This is the second part of the mini-series “requirements modeling”. In this article, we create a common understanding on what modeling is in general, and a requirements model in particular.
Requirements Modeling Series
Models in General
Models are used everywhere in life, not just for systems and requirements. It is generally considered a “small copy of something that exhibits some features of the original.” To mind come physical objects like model ships.
There are also more formal definitions of a Model (What is a Model? by Thomas Kühne). But for now, let’s focus on a more important aspect: Even with this simple definition above, all requirements already represent a model of the product to be built.
Requirements are Always Modeled
Requirements are a pragmatic description of the system to be built. They should focus on the problem that this system solves (and not the specific implementation), and are therefore only a partial description. But per definition, this is a model, even if it’s just a few lines of plain text.
A model usually has a modeling language, which can be textual or graphical. And again, with a few lines of plain text, the modeling language is… English.
So in the context of requirements modeling, the question is not whether to model or not: We always model. Instead, the questions are:
- On what level does the modeling language structure the model?
- What modeling Language do we use?
- How formal do we want the model to be?
At this point, we are ready for a simple definition:
A requirements model is a structured representation of requirements, using a specific modeling language.
Let’s look at the three questions, one by one.
Level of Modeling
There are broadly three levels to which modeling can be applied more formally:
Specification Level: The structure of the specification as a whole can be formalized. A trivial but useful example of this is the chapter structure. This has even be standardized: IEEE 29148-2011 (formally IEEE 830-1998) provides possible chapter structures for system requirements specifications (SRS).
Requirement Level: The individual requirement as whole can be made part of a requirement model by enriching it with metadata. For instance, a requirement could be classified as functional or non-functional. A more sophisticated classification scheme has been suggested by Cimatti or Gunter.
Requirements-Text Level: The actual requirements text can also be modeled, for instance by using text templates.

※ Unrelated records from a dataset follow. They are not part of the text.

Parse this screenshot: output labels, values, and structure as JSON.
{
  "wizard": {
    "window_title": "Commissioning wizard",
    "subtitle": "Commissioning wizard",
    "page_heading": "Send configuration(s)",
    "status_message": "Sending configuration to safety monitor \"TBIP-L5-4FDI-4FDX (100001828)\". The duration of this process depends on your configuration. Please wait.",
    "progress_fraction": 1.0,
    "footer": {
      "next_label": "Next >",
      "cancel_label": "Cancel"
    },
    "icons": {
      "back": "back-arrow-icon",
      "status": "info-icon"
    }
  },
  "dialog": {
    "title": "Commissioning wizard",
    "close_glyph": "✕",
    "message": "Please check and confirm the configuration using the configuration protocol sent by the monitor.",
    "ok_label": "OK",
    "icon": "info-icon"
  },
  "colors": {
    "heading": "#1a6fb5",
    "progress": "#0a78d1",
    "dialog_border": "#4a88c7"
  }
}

Some of the better-known ones are provided by the Sophist Group (Master-Schablonen, German), but there are many others to choose from.
People usually think of graphical languages like UML or SysML, when the topic of requirements modeling or system modeling comes up. And indeed these can be used as well.
Graphical languages take advantage of the fact that humans are incredibly good at capturing visualized information. It is important to note, however, that the models typically contain a lot of information that is not shown on the pictures. The pictures act as a map for orientation that helps to find additional information. This information is usually found in tables that accompany the pictures.
Levels of Formality
Independently on whether a textual or graphical representation is used, the requirements can be quite informal or extremely formalized.
Plain English (or any other natural language) is informal, but can be made more formal with text templates. Depending on the sophistication of the tools, quite a bit of information can be extracted automatically from the text (e.g. automatic glossary management).
The extreme are specification languages that are textual, but resemble programming languages, rather than text. Examples of this category include Event-B or Z. These languages have such a high level of formality, that certain properties of the description can be mathematically proven.
Things are similar with graphical languages. On the informal spectrum are “boxes and lines” that are drawn on an ad-hoc basis. But even these can be great communication tools. Next up is UML that is used “just as a drawing”, i.e. not part of a larger model.
Modeling the system as a whole is more formal than the previous approach and allows checking of the model integrity. And of course, there are modeling languages that are more formal than UML and SysML, like Petri-Nets or the Scade-dialect of the Lustre language.
Even textual requirements represent a requirements model. So the questions to ask are:
- Should I switch to a graphical representation of my requirements?
- Should I make my textual requirements more formal?
- Should I apply modeling on the specification, requirements or requirements text level?
Before these questions are answered in part four of this series, we will look at the advantages and disadvantages of more formal requirements modeling in the next article.